Scroll down to see the list of winners and click here to see photos of the night.
Much has been made of banks fleeing commodities trading over the past few years – and with heavy regulatory pressures and a structural drop in volatility, who could blame them? But those willing to seek out potentially profitable niches in the asset class, be it types of commodities or regions, are reaping the benefits.
Take Societe Generale, successful in both the commodity finance and research house categories in this year’s Energy Risk Asia Awards. One of the bank’s main drivers has of course been China’s substantial commodities markets.
“If you want to be in the metals and mining business you really have to be active in China. The country represents approximately 50% of global demand for a number of commodities,” says Daniel Mallo, the bank’s head of natural resources and infrastructure for Asia-Pacific. “We need to be active in China and we need to understand what is happening in metals in China.”
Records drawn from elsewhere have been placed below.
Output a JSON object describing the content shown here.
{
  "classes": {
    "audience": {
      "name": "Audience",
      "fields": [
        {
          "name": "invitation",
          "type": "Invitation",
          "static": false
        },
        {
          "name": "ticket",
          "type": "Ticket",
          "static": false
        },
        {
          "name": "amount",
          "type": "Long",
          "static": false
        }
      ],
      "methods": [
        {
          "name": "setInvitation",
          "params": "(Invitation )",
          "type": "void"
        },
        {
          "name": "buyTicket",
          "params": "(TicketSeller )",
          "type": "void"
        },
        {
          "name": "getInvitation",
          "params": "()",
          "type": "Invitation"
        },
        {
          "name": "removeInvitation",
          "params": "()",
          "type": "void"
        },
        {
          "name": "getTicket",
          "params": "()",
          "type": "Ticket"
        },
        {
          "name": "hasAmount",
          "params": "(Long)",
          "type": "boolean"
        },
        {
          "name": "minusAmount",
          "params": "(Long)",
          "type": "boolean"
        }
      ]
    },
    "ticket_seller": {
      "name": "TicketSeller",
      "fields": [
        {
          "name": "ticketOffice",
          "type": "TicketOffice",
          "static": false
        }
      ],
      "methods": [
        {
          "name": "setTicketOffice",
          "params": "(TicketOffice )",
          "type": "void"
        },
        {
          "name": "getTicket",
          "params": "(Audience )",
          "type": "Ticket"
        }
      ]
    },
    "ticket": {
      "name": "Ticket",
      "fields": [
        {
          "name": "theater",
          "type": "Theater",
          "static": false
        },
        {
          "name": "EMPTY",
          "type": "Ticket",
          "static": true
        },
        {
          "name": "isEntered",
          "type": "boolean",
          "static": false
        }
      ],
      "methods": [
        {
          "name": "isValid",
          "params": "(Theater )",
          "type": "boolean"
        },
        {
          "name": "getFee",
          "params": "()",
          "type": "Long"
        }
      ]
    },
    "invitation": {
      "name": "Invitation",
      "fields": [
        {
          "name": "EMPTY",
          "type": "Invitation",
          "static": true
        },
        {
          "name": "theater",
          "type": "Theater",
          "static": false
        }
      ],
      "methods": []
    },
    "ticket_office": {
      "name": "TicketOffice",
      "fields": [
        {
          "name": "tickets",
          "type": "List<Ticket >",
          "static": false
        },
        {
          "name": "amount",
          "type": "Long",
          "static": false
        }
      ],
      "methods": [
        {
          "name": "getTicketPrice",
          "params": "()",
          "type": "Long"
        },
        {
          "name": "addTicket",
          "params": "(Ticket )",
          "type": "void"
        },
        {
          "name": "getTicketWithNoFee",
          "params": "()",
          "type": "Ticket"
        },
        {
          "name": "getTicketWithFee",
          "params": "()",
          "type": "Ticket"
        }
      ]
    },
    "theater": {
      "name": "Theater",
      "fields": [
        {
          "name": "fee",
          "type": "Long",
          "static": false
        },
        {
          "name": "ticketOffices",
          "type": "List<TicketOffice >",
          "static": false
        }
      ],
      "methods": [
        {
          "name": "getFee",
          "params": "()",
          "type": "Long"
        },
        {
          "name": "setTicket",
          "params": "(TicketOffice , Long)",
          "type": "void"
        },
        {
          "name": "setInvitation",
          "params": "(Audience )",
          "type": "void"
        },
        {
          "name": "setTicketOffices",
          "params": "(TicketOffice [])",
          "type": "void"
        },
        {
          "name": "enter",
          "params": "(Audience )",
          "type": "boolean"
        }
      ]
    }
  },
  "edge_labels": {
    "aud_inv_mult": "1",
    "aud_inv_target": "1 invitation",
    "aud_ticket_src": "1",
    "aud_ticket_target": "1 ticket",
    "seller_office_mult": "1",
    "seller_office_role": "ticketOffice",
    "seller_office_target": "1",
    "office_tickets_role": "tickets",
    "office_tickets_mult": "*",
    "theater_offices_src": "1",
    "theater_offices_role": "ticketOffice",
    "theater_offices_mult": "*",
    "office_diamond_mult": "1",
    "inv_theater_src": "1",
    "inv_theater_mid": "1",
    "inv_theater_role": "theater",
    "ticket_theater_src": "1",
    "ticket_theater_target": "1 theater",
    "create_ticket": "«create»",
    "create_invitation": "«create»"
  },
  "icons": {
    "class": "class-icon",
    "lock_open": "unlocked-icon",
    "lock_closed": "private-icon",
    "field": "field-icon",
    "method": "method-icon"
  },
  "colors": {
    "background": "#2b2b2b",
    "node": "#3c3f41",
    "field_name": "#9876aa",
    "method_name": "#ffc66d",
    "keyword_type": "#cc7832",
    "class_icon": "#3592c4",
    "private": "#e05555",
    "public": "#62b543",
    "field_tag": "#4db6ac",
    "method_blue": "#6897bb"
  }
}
Gaining a greater presence in China is key to the bank’s long-term bullish outlook on its commodities business, he says. Societe Generale has arranged financing on a number of large-scale transactions in traditional oil and gas projects in the country, but has also gained a lot of traction in renewable energy.
Newer, cleaner energy markets are key to the bank’s long-term plan, according to Mallo: “We see two phenomena: liquidity that seems to be channelled into the asset class, and deal flow building up from a low base.”
The bank has also extended its regional research capabilities, winning plaudits for its positioning analytics – in which it analyses participants’ exposures – and picking up this year’s research house of the year award.
Citi has also benefited from other banks’ departures from commodities, becoming the derivatives house of the year for Asia. The bank has tapped into what it sees as growing demand for over-the-counter derivatives among Asian commodity hedgers, notably Chinese oil refiners.
China’s impact is also evident elsewhere in the awards: BNP Paribas picks up both precious and base metals awards, much of that down to its growing consumer markets in Shanghai and Dalian. China’s maturing oil market has also seen domestic banks enter the fray with earnest in recent years: Bank of China International has educated a number of the country’s refineries on the benefits of hedging, and picks up our oil and products house award.
Below, you’ll find profiles of all our winners, highlighting some of the reasons that have made them stand out. The Energy Risk Asia Awards are decided by the Energy Risk editorial team following a lengthy vetting process in which our judges examine each firm’s accomplishments and speak to its clients and counterparties. The awards are not intended to honour those with the greatest market share or revenues, but rather to highlight those firms that are most appreciated by their clients and who provide the most innovative products in the eyes of our judging panel.
Correction, November 23, 2017: The original version of the article wrongly implied that a decline in oil prices had played a major role in banks’ withdrawal from commodities trading. It has been amended.
The week on Risk.net, December 2–8, 2017Receive this by email